    “4001 A.D. #2” is not a bad issue. It has great action, nice art for the most part, well-done dialogue. But it is like those action scenes in blockbuster movies that can run a bit too long. Especially when you consider we are now halfway through this event and, looking at it through as its own stand-alone story, has been a bit anemic on the character development for a good chunk of a pretty expansive cast. I sincerely hope this near-breakneck speed at which this series is going isn’t going to cost the book, and Valiant, in the long run. It’s a bridging issue, which can be fun even when they are a bit frustrating.

    Final Verdict: 6.7 – Some pretty decent action with nice, fluid artwork but with the problem that the character work feels secondary.

    “4001 A.D. #2” will be released June 1.

    Ken Godberson III

    When he's not at his day job, Ken Godberson III is a guy that will not apologize for being born Post-Crisis. More of his word stuffs can be found on Twitter or Tumblr.

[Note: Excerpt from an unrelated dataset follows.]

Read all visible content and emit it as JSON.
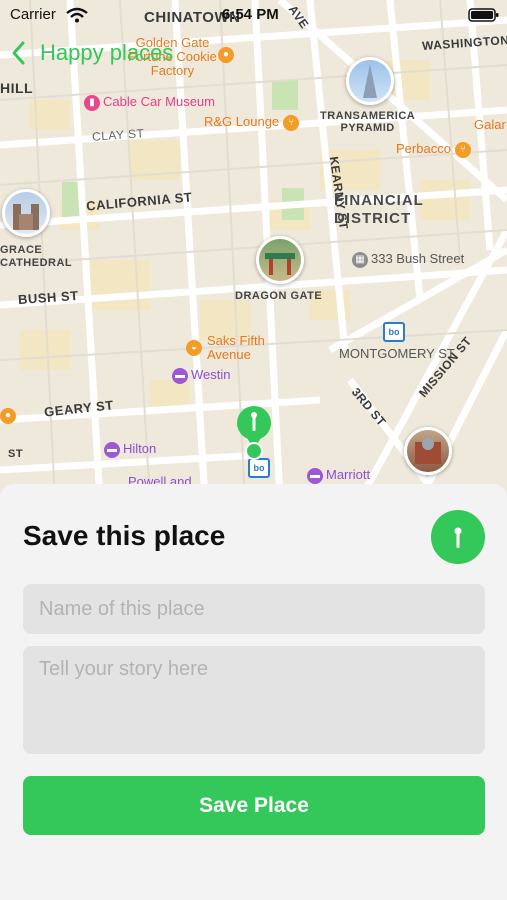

Warning: He'll talk your ear off about why Impulse is the greatest superhero ever.